There, Horia also found a friend for life (even if life is sometimes too short). “I met Inaki Ochoa at Base Camp,” Colibasanu recalls. “His climbing partner at the time [Alex Txikon] switched to the Cesen route, and my team called their attempt off. But the two of us decided to stay and make a last-minute attempt at the summit.”

The two climbers look at the camera dressed in black down jackets.

A very young Horia Colibasanu (left) with Inaki Ochoa de Olza in 2004. Photo: 20 Minutos


They summited on July 28, 2004, and became climbing partners on other Himalayan expeditions. “Finding a friend and climbing a great mountain at the same time is all an alpinist could crave,” Colibasanu said.

Together they attempted to climb Annapurna’s East Ridge in 2008. Then, in Camp 5, Inaki fell sick. What followed was one of the most epic rescue attempts in mountaineering history. But all efforts by some of the best climbers of that era and the constant care of Colibasanu, who stayed by Ochoa’s side for five days, were not enough. Ochoa finally died. Colibasanu and the rest of the rescue team received a special Piolet d’Or “in the spirit of mountaineering” the following year.

Rescuers, tired and sad, stand in front of a helicopter.

An impressive team did their best to help Inaki Ochoa de Olza in 2008. Left to right, Horia Colibasanu, Mihnea Radulescu, Simon Athanamen, Ueli Steck, Alex Gavan, Don Bowie, Inaki’s girlfriend Nancy Morin, Serguey Bogomolov, an unidentified person (the helicopter pilot?), Alexei Bolotov, Robert Szymczak and, crouching, Denis Urubko.


Horia Colibasanu is about to start his trek up the Baltoro toward Broad Peak. In another talk with ExplorersWeb from Skardu, he said he felt great to be back, fit and motivated, and also full of memories from 2004.

At the time he was young, on a shoestring budget, and probably didn’t look so much like a professional climber. He was revved up at having just summited K2. “And then,” Colibasanu recalled, “that Austrian woman abruptly brought me back to earth by asking, ‘Trekking or Expedition?’ ”

The woman was Gerlinde Kaltenbrunner.

Broad Peak ready for summit action

A climber proceedsup a snowy ramp on fixed ropes, with a glacier down in background.

A member of the Furtenbach Adventures team on Broad Peak earlier this week. Photo: Furtenbach Adventures


Colibasanu plans to reach Base Camp by July 5. There, he will find everything ready for the first groups to push for the summit.
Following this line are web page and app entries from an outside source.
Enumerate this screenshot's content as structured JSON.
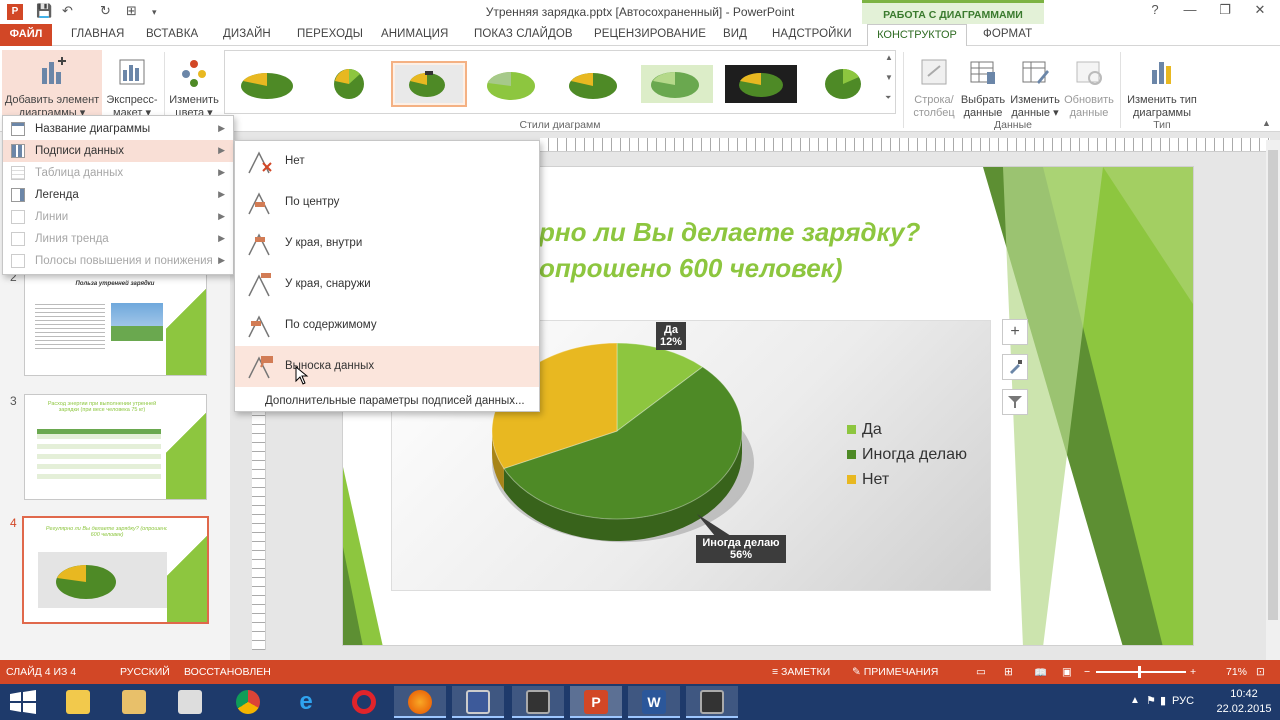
{
  "window": {
    "title": "Утренняя зарядка.pptx [Автосохраненный] - PowerPoint",
    "context_tab_group": "РАБОТА С ДИАГРАММАМИ",
    "controls": [
      "?",
      "—",
      "❐",
      "✕"
    ]
  },
  "tabs": [
    "ФАЙЛ",
    "ГЛАВНАЯ",
    "ВСТАВКА",
    "ДИЗАЙН",
    "ПЕРЕХОДЫ",
    "АНИМАЦИЯ",
    "ПОКАЗ СЛАЙДОВ",
    "РЕЦЕНЗИРОВАНИЕ",
    "ВИД",
    "НАДСТРОЙКИ",
    "КОНСТРУКТОР",
    "ФОРМАТ"
  ],
  "ribbon": {
    "add_element": {
      "line1": "Добавить элемент",
      "line2": "диаграммы ▾"
    },
    "express": {
      "line1": "Экспресс-",
      "line2": "макет ▾"
    },
    "change_colors": {
      "line1": "Изменить",
      "line2": "цвета ▾"
    },
    "styles_group": "Стили диаграмм",
    "row_col": {
      "line1": "Строка/",
      "line2": "столбец"
    },
    "select_data": {
      "line1": "Выбрать",
      "line2": "данные"
    },
    "edit_data": {
      "line1": "Изменить",
      "line2": "данные ▾"
    },
    "refresh_data": {
      "line1": "Обновить",
      "line2": "данные"
    },
    "data_group": "Данные",
    "change_type": {
      "line1": "Изменить тип",
      "line2": "диаграммы"
    },
    "type_group": "Тип"
  },
  "menu": {
    "items": [
      {
        "label": "Название диаграммы",
        "disabled": false
      },
      {
        "label": "Подписи данных",
        "disabled": false
      },
      {
        "label": "Таблица данных",
        "disabled": true
      },
      {
        "label": "Легенда",
        "disabled": false
      },
      {
        "label": "Линии",
        "disabled": true
      },
      {
        "label": "Линия тренда",
        "disabled": true
      },
      {
        "label": "Полосы повышения и понижения",
        "disabled": true
      }
    ]
  },
  "submenu": {
    "items": [
      "Нет",
      "По центру",
      "У края, внутри",
      "У края, снаружи",
      "По содержимому",
      "Выноска данных"
    ],
    "more": "Дополнительные параметры подписей данных..."
  },
  "thumbnails": {
    "slide2": {
      "num": "2",
      "title": "Польза утренней зарядки"
    },
    "slide3": {
      "num": "3",
      "title": "Расход энергии при выполнении утренней зарядки (при весе человека 75 кг)"
    },
    "slide4": {
      "num": "4",
      "title": "Регулярно ли Вы делаете зарядку? (опрошено 600 человек)"
    }
  },
  "slide": {
    "title_line1": "рно ли Вы делаете зарядку?",
    "title_line2": "опрошено 600 человек)"
  },
  "chart_data": {
    "type": "pie",
    "categories": [
      "Да",
      "Иногда  делаю",
      "Нет"
    ],
    "values": [
      12,
      56,
      32
    ],
    "colors": [
      "#8dc63f",
      "#4e8a26",
      "#e8b821"
    ],
    "data_labels": [
      {
        "category": "Да",
        "value": "12%"
      },
      {
        "category": "Иногда  делаю",
        "value": "56%"
      }
    ],
    "legend_position": "right"
  },
  "statusbar": {
    "slide": "СЛАЙД 4 ИЗ 4",
    "lang": "РУССКИЙ",
    "state": "ВОССТАНОВЛЕН",
    "notes": "ЗАМЕТКИ",
    "comments": "ПРИМЕЧАНИЯ",
    "zoom": "71%"
  },
  "taskbar": {
    "lang": "РУС",
    "time": "10:42",
    "date": "22.02.2015"
  }
}
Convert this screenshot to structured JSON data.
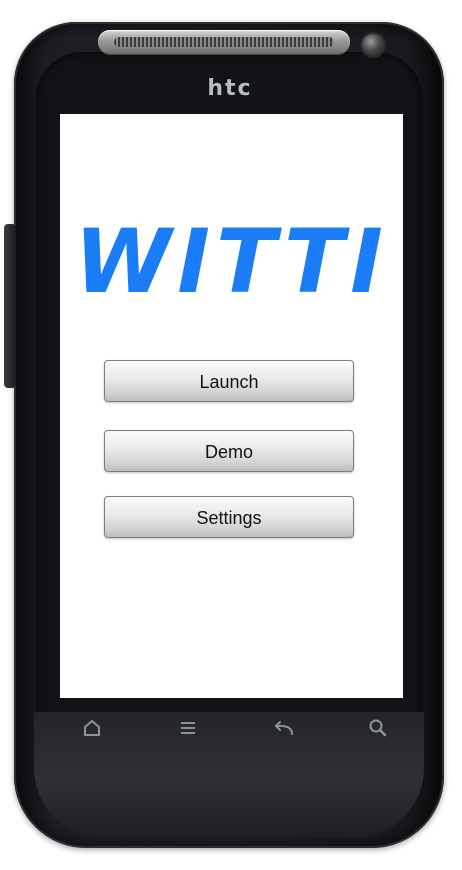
{
  "device": {
    "brand": "htc",
    "frame_color": "#1c1e22",
    "screen_color": "#ffffff"
  },
  "app": {
    "title": "WITTI",
    "title_color": "#1a7cf6"
  },
  "menu": {
    "buttons": [
      {
        "label": "Launch"
      },
      {
        "label": "Demo"
      },
      {
        "label": "Settings"
      }
    ]
  },
  "nav_keys": [
    {
      "icon": "home-icon"
    },
    {
      "icon": "menu-icon"
    },
    {
      "icon": "back-icon"
    },
    {
      "icon": "search-icon"
    }
  ]
}
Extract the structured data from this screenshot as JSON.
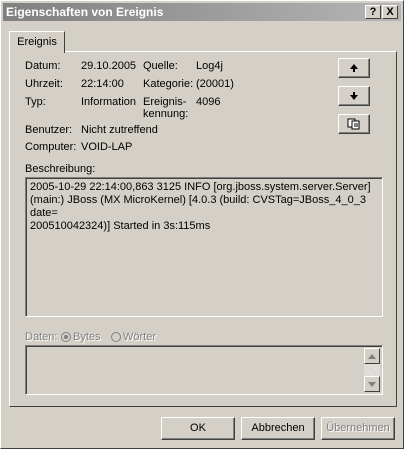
{
  "window": {
    "title": "Eigenschaften von Ereignis",
    "help_btn": "?",
    "close_btn": "X"
  },
  "tab": {
    "label": "Ereignis"
  },
  "fields": {
    "datum_label": "Datum:",
    "datum_value": "29.10.2005",
    "uhrzeit_label": "Uhrzeit:",
    "uhrzeit_value": "22:14:00",
    "typ_label": "Typ:",
    "typ_value": "Information",
    "quelle_label": "Quelle:",
    "quelle_value": "Log4j",
    "kategorie_label": "Kategorie:",
    "kategorie_value": "(20001)",
    "kennung_label_1": "Ereignis-",
    "kennung_label_2": "kennung:",
    "kennung_value": "4096",
    "benutzer_label": "Benutzer:",
    "benutzer_value": "Nicht zutreffend",
    "computer_label": "Computer:",
    "computer_value": "VOID-LAP"
  },
  "description": {
    "label": "Beschreibung:",
    "lines": [
      "2005-10-29 22:14:00,863 3125  INFO  [org.jboss.system.server.Server]",
      "(main:) JBoss (MX MicroKernel) [4.0.3 (build: CVSTag=JBoss_4_0_3 date=",
      "200510042324)] Started in 3s:115ms"
    ]
  },
  "data_section": {
    "label": "Daten:",
    "opt_bytes": "Bytes",
    "opt_words": "Wörter",
    "selected": "Bytes"
  },
  "buttons": {
    "ok": "OK",
    "cancel": "Abbrechen",
    "apply": "Übernehmen"
  }
}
Furtenbach Adventures has already set up their three camps and fixed the ropes up to the Broad Peak col at 7,800m. The most technical parts of the route, including along Broad Peak’s summit ridge, can be fixed on the go.

Colibasanu, however, will need some time to acclimatize. “Acclimatization must be bistarai (Nepali for slowly). Then the summit push will be fast, strong and determined,” he said.

Angela Benavides

Angela Benavides graduated university in journalism and specializes in high-altitude mountaineering and expedition news. She has been writing about climbing and mountaineering, adventure and outdoor sports for 20+ years.

Prior to that, Angela Benavides spent time at/worked at a number of local and international media. She is also experienced in outdoor-sport consultancy for sponsoring corporations, press manager and communication executive, and a published author.